- CBD tinctures are easier to use when measuring dosages.
- There are a number of flavors to choose from (peppermint, berry, chocolate, and more).
- Tinctures are on the lower end of the price scale and ideal for entry-level CBD users.
Our Recommended CBD Tincture
If you’re ready to dip your toe (or should that be tongue?) into the world of CBD tinctures, then we wholeheartedly recommend the Herbal Renewals CBD Spray.
Rich in CBD, this soothing liquid is available in three flavors (vanilla, peppermint, and natural) and comes in an easy-to-use spray bottle.
With this spray, you’ll enjoy eighty 1.25 mg servings of all-natural, potent, and high-quality CBD oil. Simply spray twice on your tongue for a calming and delicious CBD boost.
Frequently Asked Questions
What is a cannabis tincture?
A cannabis tincture is simply a liquid made from dissolving cannabis in alcohol.

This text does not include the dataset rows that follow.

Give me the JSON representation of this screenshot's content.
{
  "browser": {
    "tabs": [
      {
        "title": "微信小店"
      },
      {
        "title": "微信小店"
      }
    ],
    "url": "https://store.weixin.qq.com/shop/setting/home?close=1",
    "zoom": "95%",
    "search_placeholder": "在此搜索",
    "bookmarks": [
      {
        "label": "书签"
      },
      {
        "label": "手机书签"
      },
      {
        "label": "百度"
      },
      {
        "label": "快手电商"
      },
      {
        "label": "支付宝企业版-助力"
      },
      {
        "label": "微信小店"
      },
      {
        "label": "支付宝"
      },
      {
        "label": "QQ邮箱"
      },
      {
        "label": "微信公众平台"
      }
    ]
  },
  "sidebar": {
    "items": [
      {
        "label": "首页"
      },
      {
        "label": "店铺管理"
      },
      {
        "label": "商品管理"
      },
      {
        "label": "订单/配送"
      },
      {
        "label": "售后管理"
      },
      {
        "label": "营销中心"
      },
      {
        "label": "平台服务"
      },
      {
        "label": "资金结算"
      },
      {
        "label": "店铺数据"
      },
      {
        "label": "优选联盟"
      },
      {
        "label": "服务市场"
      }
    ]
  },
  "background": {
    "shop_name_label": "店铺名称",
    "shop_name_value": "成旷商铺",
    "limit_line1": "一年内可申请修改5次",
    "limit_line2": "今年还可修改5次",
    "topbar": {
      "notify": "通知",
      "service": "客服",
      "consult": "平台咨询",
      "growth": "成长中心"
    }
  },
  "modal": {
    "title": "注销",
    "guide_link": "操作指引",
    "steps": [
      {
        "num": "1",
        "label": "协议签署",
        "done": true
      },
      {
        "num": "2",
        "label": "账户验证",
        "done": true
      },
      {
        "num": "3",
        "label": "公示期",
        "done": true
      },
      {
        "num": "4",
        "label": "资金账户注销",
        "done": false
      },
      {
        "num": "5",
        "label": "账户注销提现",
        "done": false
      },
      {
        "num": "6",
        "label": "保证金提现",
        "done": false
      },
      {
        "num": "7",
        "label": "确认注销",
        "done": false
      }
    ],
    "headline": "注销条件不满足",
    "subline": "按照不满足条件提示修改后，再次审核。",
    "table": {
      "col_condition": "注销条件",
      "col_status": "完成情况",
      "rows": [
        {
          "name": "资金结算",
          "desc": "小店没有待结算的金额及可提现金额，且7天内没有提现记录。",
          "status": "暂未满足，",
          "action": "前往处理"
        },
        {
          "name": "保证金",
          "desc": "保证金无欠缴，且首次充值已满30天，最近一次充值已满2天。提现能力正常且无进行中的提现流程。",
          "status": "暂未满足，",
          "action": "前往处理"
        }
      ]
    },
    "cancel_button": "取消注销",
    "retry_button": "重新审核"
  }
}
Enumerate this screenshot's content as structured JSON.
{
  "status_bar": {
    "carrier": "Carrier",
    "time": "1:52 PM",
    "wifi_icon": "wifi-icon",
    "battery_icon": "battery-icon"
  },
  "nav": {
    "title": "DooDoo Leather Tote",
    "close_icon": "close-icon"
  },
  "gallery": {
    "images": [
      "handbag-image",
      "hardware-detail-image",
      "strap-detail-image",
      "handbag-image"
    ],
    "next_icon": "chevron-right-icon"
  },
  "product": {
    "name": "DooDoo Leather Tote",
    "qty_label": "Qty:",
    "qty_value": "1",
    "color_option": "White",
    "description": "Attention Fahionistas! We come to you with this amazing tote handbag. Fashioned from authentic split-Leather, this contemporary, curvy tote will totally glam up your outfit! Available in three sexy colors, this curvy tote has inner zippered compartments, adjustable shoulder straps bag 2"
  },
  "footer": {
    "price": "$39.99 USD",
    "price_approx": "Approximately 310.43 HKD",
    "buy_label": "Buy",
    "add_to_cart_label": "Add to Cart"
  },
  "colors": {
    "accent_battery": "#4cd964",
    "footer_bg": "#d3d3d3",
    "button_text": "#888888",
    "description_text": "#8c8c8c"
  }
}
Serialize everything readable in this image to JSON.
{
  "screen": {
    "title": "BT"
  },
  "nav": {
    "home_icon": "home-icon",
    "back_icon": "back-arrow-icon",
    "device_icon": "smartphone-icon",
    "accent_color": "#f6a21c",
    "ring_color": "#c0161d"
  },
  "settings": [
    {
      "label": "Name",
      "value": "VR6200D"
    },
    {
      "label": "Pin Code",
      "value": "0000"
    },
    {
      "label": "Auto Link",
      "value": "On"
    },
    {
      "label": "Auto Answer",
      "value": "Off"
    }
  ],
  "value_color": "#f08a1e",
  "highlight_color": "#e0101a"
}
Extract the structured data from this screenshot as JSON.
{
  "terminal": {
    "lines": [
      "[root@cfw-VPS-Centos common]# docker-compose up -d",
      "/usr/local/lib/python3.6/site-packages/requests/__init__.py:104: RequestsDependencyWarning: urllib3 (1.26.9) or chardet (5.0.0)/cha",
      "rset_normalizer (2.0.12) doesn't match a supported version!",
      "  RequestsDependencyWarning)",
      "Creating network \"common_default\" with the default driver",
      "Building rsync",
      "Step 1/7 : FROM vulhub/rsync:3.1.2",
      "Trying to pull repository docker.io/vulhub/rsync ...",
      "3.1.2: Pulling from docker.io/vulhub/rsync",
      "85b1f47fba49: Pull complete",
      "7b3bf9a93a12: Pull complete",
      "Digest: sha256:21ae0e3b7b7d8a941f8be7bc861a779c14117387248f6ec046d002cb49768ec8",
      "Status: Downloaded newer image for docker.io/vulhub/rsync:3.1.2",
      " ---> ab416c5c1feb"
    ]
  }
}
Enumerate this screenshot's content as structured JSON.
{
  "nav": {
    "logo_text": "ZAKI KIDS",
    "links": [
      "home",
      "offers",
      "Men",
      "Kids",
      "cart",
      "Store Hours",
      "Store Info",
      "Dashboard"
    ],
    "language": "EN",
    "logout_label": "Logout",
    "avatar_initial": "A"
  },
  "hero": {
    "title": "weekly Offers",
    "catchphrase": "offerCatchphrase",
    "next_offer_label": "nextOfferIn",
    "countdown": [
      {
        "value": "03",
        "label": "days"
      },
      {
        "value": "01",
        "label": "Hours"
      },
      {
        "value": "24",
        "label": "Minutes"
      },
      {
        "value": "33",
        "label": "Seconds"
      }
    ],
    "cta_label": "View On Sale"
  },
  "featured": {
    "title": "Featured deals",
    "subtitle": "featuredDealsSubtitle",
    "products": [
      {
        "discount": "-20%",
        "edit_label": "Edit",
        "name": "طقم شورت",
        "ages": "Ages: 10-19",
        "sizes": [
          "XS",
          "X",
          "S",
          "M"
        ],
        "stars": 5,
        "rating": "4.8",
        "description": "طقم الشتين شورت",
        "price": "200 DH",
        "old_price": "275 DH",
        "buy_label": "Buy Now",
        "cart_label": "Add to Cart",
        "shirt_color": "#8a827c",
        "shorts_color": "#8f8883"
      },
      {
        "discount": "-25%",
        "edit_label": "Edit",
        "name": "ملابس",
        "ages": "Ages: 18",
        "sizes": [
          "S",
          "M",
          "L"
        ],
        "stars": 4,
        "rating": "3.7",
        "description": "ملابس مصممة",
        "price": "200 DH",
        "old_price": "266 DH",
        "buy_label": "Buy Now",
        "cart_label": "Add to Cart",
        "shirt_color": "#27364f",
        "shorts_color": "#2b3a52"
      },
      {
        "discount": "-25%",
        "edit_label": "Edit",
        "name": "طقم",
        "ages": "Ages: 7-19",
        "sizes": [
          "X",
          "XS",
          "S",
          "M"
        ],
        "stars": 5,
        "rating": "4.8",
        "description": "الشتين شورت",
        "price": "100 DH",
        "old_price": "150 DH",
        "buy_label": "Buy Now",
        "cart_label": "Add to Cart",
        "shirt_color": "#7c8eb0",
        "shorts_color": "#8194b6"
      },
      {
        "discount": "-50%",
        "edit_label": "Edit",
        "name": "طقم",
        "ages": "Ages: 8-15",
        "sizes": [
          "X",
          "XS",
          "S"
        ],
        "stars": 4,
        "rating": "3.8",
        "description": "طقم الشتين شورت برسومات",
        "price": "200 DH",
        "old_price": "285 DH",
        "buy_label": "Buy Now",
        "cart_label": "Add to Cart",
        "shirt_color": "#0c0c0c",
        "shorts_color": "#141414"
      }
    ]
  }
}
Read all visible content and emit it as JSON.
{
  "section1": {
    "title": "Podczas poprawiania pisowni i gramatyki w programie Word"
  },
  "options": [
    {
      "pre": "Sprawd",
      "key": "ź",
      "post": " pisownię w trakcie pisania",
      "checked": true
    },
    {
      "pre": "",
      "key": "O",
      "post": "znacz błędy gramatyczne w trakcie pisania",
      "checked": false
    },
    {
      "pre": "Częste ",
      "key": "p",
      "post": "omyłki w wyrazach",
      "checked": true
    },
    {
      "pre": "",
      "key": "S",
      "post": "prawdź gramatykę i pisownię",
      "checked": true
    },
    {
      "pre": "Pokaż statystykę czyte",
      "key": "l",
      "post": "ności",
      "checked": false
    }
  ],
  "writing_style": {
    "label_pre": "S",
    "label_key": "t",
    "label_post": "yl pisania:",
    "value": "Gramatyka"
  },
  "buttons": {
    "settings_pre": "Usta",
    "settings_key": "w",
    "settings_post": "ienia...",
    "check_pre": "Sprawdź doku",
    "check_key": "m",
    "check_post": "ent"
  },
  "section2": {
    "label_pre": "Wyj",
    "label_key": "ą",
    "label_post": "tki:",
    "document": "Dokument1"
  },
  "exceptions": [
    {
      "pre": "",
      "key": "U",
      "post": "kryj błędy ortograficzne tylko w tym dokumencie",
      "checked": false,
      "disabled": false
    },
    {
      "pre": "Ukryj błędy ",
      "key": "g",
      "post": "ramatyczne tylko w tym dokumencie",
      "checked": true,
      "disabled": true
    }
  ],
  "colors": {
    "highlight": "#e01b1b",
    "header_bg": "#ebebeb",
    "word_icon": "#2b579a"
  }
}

Typically, cannabis tincture products are sold in half-ounce bottles with droppers for accurate and easy dosing.
How do I take my tincture?
Tinctures are best administered by placing a few drops of the liquid under your tongue (known as “sublingual” consumption). When taken sublingually, the lining under your tongue rapidly absorbs the tincture. You may also consume the tincture by adding it to a food or beverage or simply swallow it as you would a liquid medicine.
How fast will the tincture work?
When consuming a tincture sublingually, effects can take hold in between 15 and 45 minutes. If you swallow your dosage or consume it in a food or drink, you can expect it to take up to an hour.
How long will the effects of a cannabis tincture last?
The effects can last longer than if you were to smoke or vaporize cannabis but shorter than if you were to consume an oil-based edible such as a brownie.
How can I prepare a cannabis tincture or cannabis oil?
Take around 3 to 5 parts alcohol (such as brandy or ethyl alcohol from a pharmacy) and 1 part cannabis leaves, and mix in a mason jar. Keep in a dark and cool location for around 10 days, shaking at least once a day. Next, filter using a strainer. Store the finished tincture in an opaque container away from heat or light.
How do I make a cannabis tincture without alcohol?
You can use a vegetable glycerine. First, fill a mason jar half full with dried cannabis plant matter. Do not pack down. Next, fill the the jar with glycerine, and stir with a clean wooden spoon. Put the lid on the jar, and store in a cool, dark location. Leave for 6 to 8 weeks, shaking occasionally. Finally, strain the plant matter out of tincture, and decant into an opaque container. Store in a cool, dry place.
What kind of alcohol is used to make tinctures?
High-proof alcohol of at least 80 proof is used to make tinctures. If you’re based in the US, it’s recommended that you use Everclear. Otherwise, use brandy or vodka.
FDA Disclaimer: These statements have not been evaluated by the Food and Drug Administration. Products sold by Healthy Hemp Oil are not intended to diagnose, treat, cure, or prevent any disease. The information on our website is intended to provide general information regarding our products and is not to be construed as medical advice or instruction. Read more